30under30 Nominee Michelle Orack

We interviewed Significant Insights Global 30 Under 30 Nominee, Michelle Orack, who works at Conifer Research and is a Sr. Design Researcher, and who loves the blended backgrounds of her colleagues, which makes every project and discussion different and diverse.

Take us through your industry journey so far? How did you arrive at this point?

I came into the industry by way of visual communication design. I always had a knack for creativity and art, in any medium. I was especially drawn to photography and its ability to capture a moment in time that can be organic and raw or prescriptive and persuasive. Much like being an observer as a researcher and working towards insights told through a meaningful narrative. Later on, I was drawn to the world of graphic design through a high school project that exposed me to the strategic meaning and connection a brand and its logo have. Pursuing that understanding of “why” led me to a design program that had a foundational focus on Design Thinking and Design Research.
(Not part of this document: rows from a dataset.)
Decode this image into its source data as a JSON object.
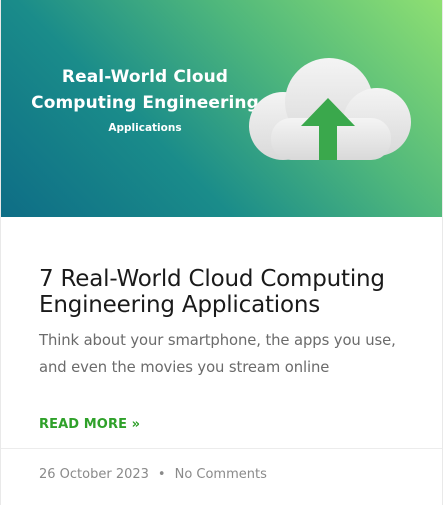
{
  "hero": {
    "title": "Real-World Cloud Computing Engineering",
    "subtitle": "Applications",
    "icon": "cloud-upload-icon"
  },
  "post": {
    "title": "7 Real-World Cloud Computing Engineering Applications",
    "excerpt": "Think about your smartphone, the apps you use, and even the movies you stream online",
    "read_more": "READ MORE »"
  },
  "meta": {
    "date": "26 October 2023",
    "separator": "•",
    "comments": "No Comments"
  },
  "colors": {
    "accent": "#2fa12a",
    "title_text": "#1a1a1a",
    "muted_text": "#8a8a8a"
  }
}
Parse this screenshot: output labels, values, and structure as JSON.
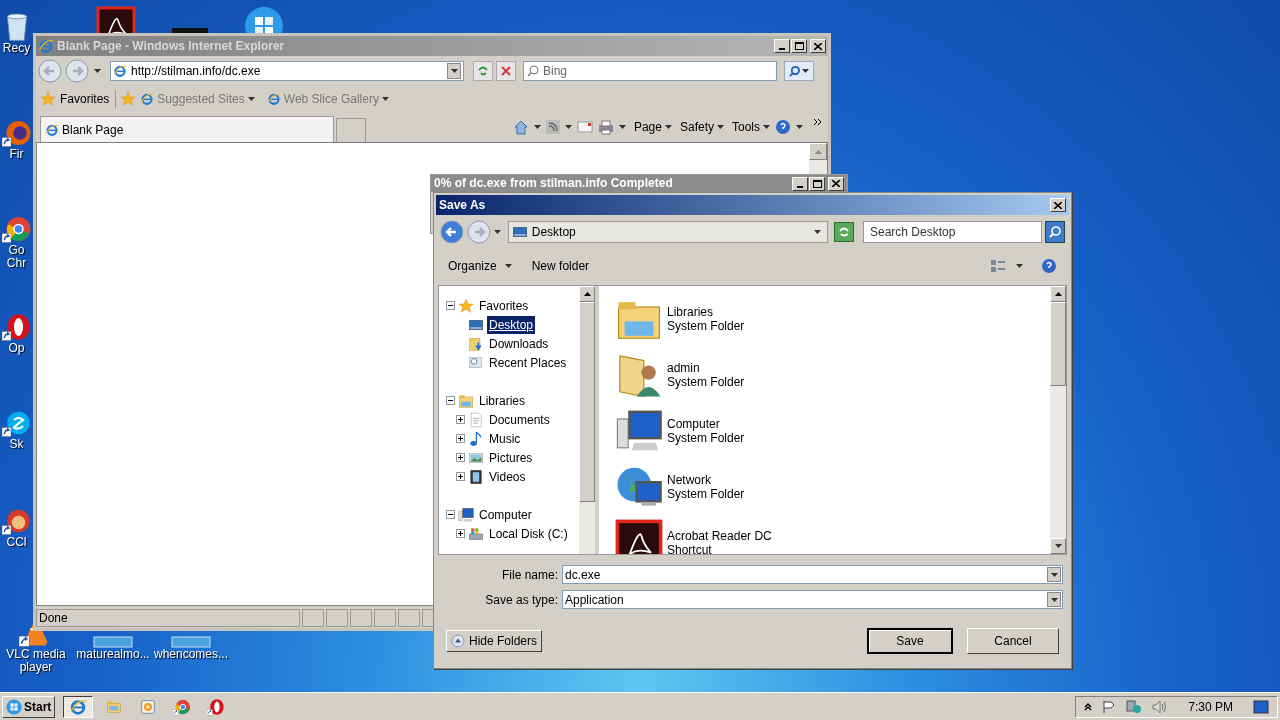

After spending time in the professional world as a designer, I continued to feel a pull to gain a deeper understanding and strategy behind my projects and how others in the world interact with and are influenced by them. That curiosity lead me to explore roles and organizations that would allow me to be more than just a graphic designer.  

So, what’s so inspiring about our industry?

What is inspiring about our industry is how much of an impact we have on other industries. We bring the voice of the users to life and advocate on their behalf. I also enjoy being invited to challenge assumptions, biases, hypotheses, and “common” knowledge within an organization to push boundaries and their thinking.

What message do you have for anyone considering a career in our industry?

Stay curious, ask questions, and don’t shy away from talking about out-of-industry experiences. Your in-store retail job has given you experience talking and interacting with users!

How do very junior researchers stand out?

Very junior researchers can stand out by showing a dichotomy of enthusiasm and  conscientiousness. Be eager to jump in throughout the phases of a project, a lot of learning happens by doing. Being a good listener and observer to participants and teammates (which is likely to come fairly natural as a researcher) will set yourself up to gain more meaningful data, and gain exposure to different styles of research planning, data collection, and analysis to allow you to find a method that works the best for you. There isn’t one way to go set up a project or work through data.